Another expert advised clients to start planning as much as 12 to 18 months ahead before making any major moves. He advised restructuring portfolios at the same time so that in the new jurisdiction they are not subject to either punitive income or capital gains taxes. “The earlier and the more comprehensive the planning the better,” he stated.
The investment migration industry has become more mainstream and more central to wealth management
An expert observed that as investment migration had become more mainstream, they were working more closely with wealth planners, private bankers and lawyers.
He explained that people are looking the world over, from the Caribbean to Europe, and in Asia to jurisdictions such as Singapore, which has one of the strongest passports in the world, or to Malaysia or Thailand, or further afield to Australia and New Zealand. Some motivations might be related to taxation, some clients are more focused on lifestyle alternatives, and some are seeking more remote boltholes due to geopolitical and global healthcare uncertainties.

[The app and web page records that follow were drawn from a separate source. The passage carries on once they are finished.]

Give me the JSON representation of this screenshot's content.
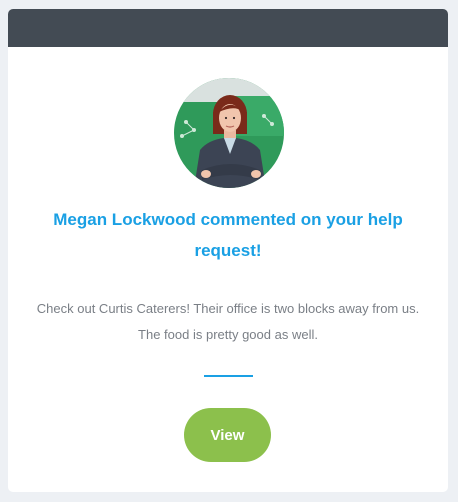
{
  "colors": {
    "header": "#434b54",
    "accent": "#1aa0e4",
    "button": "#8cc04c",
    "body_text": "#7a7f86",
    "page_background": "#edf0f4"
  },
  "avatar": {
    "icon": "user-photo"
  },
  "notification": {
    "headline": "Megan Lockwood commented on your help request!",
    "message_line1": "Check out Curtis Caterers! Their office is two blocks away from us.",
    "message_line2": "The food is pretty good as well."
  },
  "actions": {
    "view_label": "View"
  }
}
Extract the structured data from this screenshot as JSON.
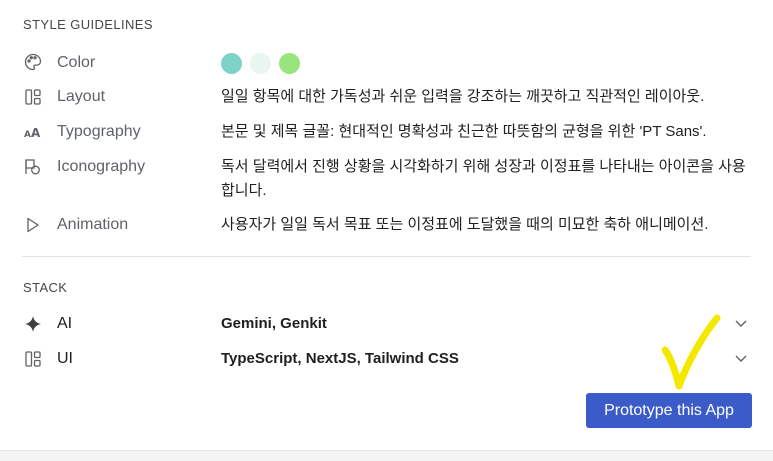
{
  "style_guidelines": {
    "heading": "STYLE GUIDELINES",
    "rows": [
      {
        "icon": "palette-icon",
        "label": "Color",
        "swatches": [
          "#7dd3c8",
          "#e8f5f0",
          "#98e57d"
        ]
      },
      {
        "icon": "layout-icon",
        "label": "Layout",
        "value": "일일 항목에 대한 가독성과 쉬운 입력을 강조하는 깨끗하고 직관적인 레이아웃."
      },
      {
        "icon": "typography-icon",
        "label": "Typography",
        "value": "본문 및 제목 글꼴: 현대적인 명확성과 친근한 따뜻함의 균형을 위한 'PT Sans'."
      },
      {
        "icon": "iconography-icon",
        "label": "Iconography",
        "value": "독서 달력에서 진행 상황을 시각화하기 위해 성장과 이정표를 나타내는 아이콘을 사용합니다."
      },
      {
        "icon": "play-icon",
        "label": "Animation",
        "value": "사용자가 일일 독서 목표 또는 이정표에 도달했을 때의 미묘한 축하 애니메이션."
      }
    ]
  },
  "stack": {
    "heading": "STACK",
    "rows": [
      {
        "icon": "sparkle-icon",
        "label": "AI",
        "value": "Gemini, Genkit"
      },
      {
        "icon": "layout-icon",
        "label": "UI",
        "value": "TypeScript, NextJS, Tailwind CSS"
      }
    ]
  },
  "cta": {
    "label": "Prototype this App"
  },
  "colors": {
    "accent": "#3b5cc8",
    "checkmark": "#f5e800"
  }
}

He also noted that as a leader in the investment migration business, they work closely with bankers and other professionals around the world, with fee sharing and reciprocity key appeals for both sides. He explained that his firm never crosses the lines in the sand into any form of investment or estate planning areas or into legal or tax advice.
“We work closely and collaboratively with those other experts to help their clients, and these days it is often on the basis of reciprocal referrals,” he explained. “We also help provide education around these options, so that people in the banks and other firms are well-informed to help their clients. And we also work very transparently on fee sharing to ensure that all parties benefit.”
There might be growing multi-lateral pressures on individual governments around investment migration, but sovereignty endures, at least for now…
An expert conceded that the EU and OECD are more carefully watching the investment migration industry and activity. However, he remarked that neither has a legal right to determine what either a member state or other does with its citizenship. He said that programmes need to be well structured and well managed, and that many have quotas. “And there are new programmes emerging,” he reported, “and at the same time the industry is becoming more regulated to squeeze some of the cowboy operators out of the market, which is good for the industry.”
He explained that due diligence on the clients was vital, and that better regulation would help protect all the parties involved and keep the industry healthy. “And the investment migration industry is actually tiny in comparison with the actual volume of new passports issued by sovereign states, for example in Europe,” he said. “There is some negativity in the press that investment migration is all about unsavoury characters buying passports, but the reality is very different.”
He explained that one of his firm’s principles is to only onboard clients if they genuinely think they can help them. “You often have to have the tough conversations,” he explained, “but these are valuable for all parties. Clients need to understand the ramifications of these decisions and need to appreciate that investment migration is not a ticket to tax evasion. If approached with the right type of attitude and professionalism, investment migration alternatives are an outstanding addition to the optionality and flexibility these wealth clients and their families can enjoy for years, indeed many decades to come.”